## Source data
---

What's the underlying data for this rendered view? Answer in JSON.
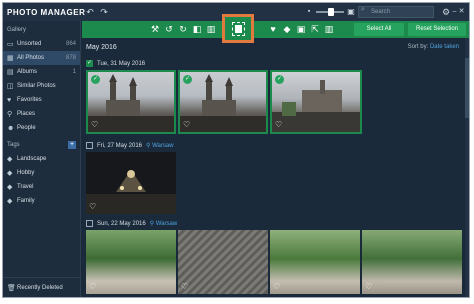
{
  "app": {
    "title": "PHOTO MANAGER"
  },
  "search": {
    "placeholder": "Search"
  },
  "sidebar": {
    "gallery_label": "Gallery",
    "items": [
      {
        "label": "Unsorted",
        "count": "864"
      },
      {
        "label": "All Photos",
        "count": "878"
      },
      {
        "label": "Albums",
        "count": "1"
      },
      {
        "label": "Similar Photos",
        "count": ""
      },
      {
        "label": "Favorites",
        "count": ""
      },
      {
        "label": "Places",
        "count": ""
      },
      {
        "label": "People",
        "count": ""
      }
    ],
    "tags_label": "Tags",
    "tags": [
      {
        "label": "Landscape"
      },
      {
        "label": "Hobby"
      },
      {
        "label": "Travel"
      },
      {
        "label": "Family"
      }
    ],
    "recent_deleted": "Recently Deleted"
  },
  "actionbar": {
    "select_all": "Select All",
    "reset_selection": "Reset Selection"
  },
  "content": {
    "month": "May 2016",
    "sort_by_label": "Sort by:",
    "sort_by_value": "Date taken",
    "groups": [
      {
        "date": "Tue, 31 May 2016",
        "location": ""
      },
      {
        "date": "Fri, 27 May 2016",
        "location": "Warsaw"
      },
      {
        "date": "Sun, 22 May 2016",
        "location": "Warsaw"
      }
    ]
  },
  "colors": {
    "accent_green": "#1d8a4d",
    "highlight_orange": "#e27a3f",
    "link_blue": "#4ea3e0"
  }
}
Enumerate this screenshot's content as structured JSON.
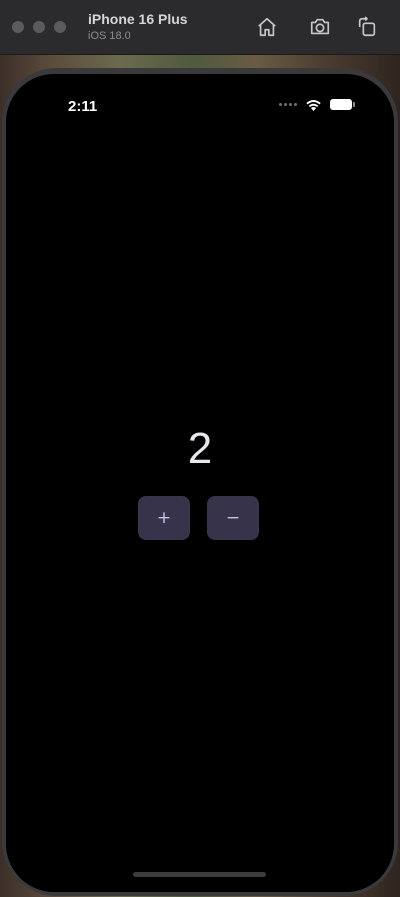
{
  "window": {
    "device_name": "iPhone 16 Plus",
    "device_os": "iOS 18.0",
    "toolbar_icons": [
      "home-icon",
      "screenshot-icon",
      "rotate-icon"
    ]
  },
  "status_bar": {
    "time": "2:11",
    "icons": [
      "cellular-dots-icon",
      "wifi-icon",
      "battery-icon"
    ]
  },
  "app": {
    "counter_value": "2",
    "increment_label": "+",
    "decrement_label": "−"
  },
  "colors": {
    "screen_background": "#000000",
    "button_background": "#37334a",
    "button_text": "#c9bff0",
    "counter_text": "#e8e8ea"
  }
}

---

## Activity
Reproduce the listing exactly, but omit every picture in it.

## Task solution
What's the underlying data for this rendered view? Answer in JSON.
{
  "app": {
    "title": "PHOTO MANAGER"
  },
  "search": {
    "placeholder": "Search"
  },
  "sidebar": {
    "gallery_label": "Gallery",
    "items": [
      {
        "label": "Unsorted",
        "count": "864"
      },
      {
        "label": "All Photos",
        "count": "878"
      },
      {
        "label": "Albums",
        "count": "1"
      },
      {
        "label": "Similar Photos",
        "count": ""
      },
      {
        "label": "Favorites",
        "count": ""
      },
      {
        "label": "Places",
        "count": ""
      },
      {
        "label": "People",
        "count": ""
      }
    ],
    "tags_label": "Tags",
    "tags": [
      {
        "label": "Landscape"
      },
      {
        "label": "Hobby"
      },
      {
        "label": "Travel"
      },
      {
        "label": "Family"
      }
    ],
    "recent_deleted": "Recently Deleted"
  },
  "actionbar": {
    "select_all": "Select All",
    "reset_selection": "Reset Selection"
  },
  "content": {
    "month": "May 2016",
    "sort_by_label": "Sort by:",
    "sort_by_value": "Date taken",
    "groups": [
      {
        "date": "Tue, 31 May 2016",
        "location": ""
      },
      {
        "date": "Fri, 27 May 2016",
        "location": "Warsaw"
      },
      {
        "date": "Sun, 22 May 2016",
        "location": "Warsaw"
      }
    ]
  },
  "colors": {
    "accent_green": "#1d8a4d",
    "highlight_orange": "#e27a3f",
    "link_blue": "#4ea3e0"
  }
}
Enumerate this screenshot's content as structured JSON.
{
  "window": {
    "device_name": "iPhone 16 Plus",
    "device_os": "iOS 18.0",
    "toolbar_icons": [
      "home-icon",
      "screenshot-icon",
      "rotate-icon"
    ]
  },
  "status_bar": {
    "time": "2:11",
    "icons": [
      "cellular-dots-icon",
      "wifi-icon",
      "battery-icon"
    ]
  },
  "app": {
    "counter_value": "2",
    "increment_label": "+",
    "decrement_label": "−"
  },
  "colors": {
    "screen_background": "#000000",
    "button_background": "#37334a",
    "button_text": "#c9bff0",
    "counter_text": "#e8e8ea"
  }
}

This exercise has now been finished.